It was a trip to France three years ago, Eric said, that influenced him. The family visited the Normandy American Cemetery and Memorial, which honors American troops that invaded German-occupied Western Europe in World War II in June 1944. “That inspired me,” Eric said. “Those guys knew they were going to die. All the odds were against them. So I wanted to lead guys like that.”
It was a poignant moment for Walter, too, who said he had always wanted to visit the memorial. “It’s the most beautiful place in the whole country,” Walter said. “It’s sad but it’s beautiful.”
A different college experience
Eric said he understands that life at the Air Force Academy is very different from most universities. He is required to take 16 credits per semester — typical for a college student — and another eight credits devoted to military training. Every cadet must also participate in athletics.
Eric has never flown a plane, and joked that the only thing he’s ever flown is a kite. But he said he enjoys being airborne and is excited to learn.
Basic cadet training lasts six weeks. The first three weeks are spent learning the military culture. After that, he said, cadets go to Jacks Valley, a training complex on the university grounds, and live in tents. He will not be allowed to use his phone, and can only mail letters to friends and family.
After graduation, he will be required to serve in the military for six years.
He was also intrigued by the academy’s strong program in engineering, which he plans to study.
Once he graduates, he will become an officer — a leadership position, which he is used to. He was a captain of East Meadow High’s varsity soccer team for two years. “He’s an aggressive, hard-nosed, willful kind of player,” said his former coach, Bob Elder, who wrote a letter of recommendation for Eric. “The kind of player every coach wants.”
Each year, football coach Vin Mascia asks Elder for a player to be the team’s kicker. This year Elder chose Gershoff. “He spent 30 to 45 minutes doing 30 to 40 reps of kicking the football, and then he’d come to practice,” Elder said. “He gave 100 percent on both sports.”
Elder said that Gershoff’s leadership abilities became clear this year when he and fellow captain Ryan Lao approached Elder at midseason, recommending that one particular senior receive more playing time. “They stated their case, and I said, ‘All right, I’ll start him tomorrow,’” Elder recalled. “He turned out to be a much better player than I thought he’d be at the varsity level.
“That’s the kind of kid you’d think would go to one of the academies,” Elder said.
‘An all-around superstar’

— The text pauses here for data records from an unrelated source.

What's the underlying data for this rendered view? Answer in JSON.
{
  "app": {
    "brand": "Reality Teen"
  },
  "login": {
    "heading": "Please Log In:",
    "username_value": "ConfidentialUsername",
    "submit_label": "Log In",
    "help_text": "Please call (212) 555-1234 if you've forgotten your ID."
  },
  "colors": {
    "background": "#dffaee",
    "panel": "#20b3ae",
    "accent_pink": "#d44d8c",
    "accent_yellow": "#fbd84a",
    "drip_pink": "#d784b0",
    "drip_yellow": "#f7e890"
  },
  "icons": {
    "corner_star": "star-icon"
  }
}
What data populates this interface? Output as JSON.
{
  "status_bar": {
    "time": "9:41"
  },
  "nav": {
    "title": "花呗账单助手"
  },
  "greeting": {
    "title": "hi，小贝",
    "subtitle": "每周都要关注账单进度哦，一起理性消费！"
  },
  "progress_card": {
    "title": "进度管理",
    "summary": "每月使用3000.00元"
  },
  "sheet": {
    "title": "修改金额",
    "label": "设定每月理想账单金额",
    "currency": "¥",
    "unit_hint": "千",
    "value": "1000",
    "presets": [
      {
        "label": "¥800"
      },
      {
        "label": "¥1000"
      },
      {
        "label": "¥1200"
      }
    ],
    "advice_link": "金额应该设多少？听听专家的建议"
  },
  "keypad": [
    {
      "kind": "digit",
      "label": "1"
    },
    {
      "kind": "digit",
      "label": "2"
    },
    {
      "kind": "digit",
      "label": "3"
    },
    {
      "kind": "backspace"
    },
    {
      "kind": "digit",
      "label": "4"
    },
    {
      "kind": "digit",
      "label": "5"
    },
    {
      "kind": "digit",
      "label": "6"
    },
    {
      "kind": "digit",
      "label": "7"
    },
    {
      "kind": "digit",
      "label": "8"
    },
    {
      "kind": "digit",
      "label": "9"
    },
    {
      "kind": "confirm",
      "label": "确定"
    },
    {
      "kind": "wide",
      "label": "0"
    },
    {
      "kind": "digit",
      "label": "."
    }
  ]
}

But athletics are only half of what is expected of cadets. Gershoff graduated with a scholar’s diploma, the highest honor possible, and finished his senior year with a weighted average of 98. He was a peer leader, speaking to ninth-graders about high school expectations, and was also involved in the school’s Model Congress and Environmental Club.
“He’s an all-around superstar,” Silberman said. “Not just the clubs, not just the sports, not just the academics. He always challenged himself to move on to the next level, even if it wasn’t the easiest way to go.”
Eric also missed his senior prom, held two days before graduation. That was particularly upsetting for his longtime girlfriend, Marrol Cajoles, who ended up going alone, Eric said, because she didn’t want to go with any one else. “They’re the class couple,” Silberman said. “Since middle school. It’s very sweet.”
Aside from France, the Gershoffs also visit Costa Rica regularly, where Carmen was born. She works in the cafeteria at McVey Elementary School. Ashley, a 2012 East Meadow High graduate, will be a junior at Binghamton University in the fall, and Joshua will be an eighth-grader at Woodland Middle School.
Joshua said he was sad to see his brother leave. “He’s a big influence on me,” he said. “With sports and academics. I look up to him.”
The two often spend time together at home, playing soccer and video games. “Usually when I’m bored, I play with him outside,” Joshua said. “Now there’s no one to play with, so it’ll be a little boring.”
While he said he would miss his family, Eric was clearly excited to move on to the next adventure in his life. Asked what is most important to him, he broke into a giant grin and said simply, “Just being happy.”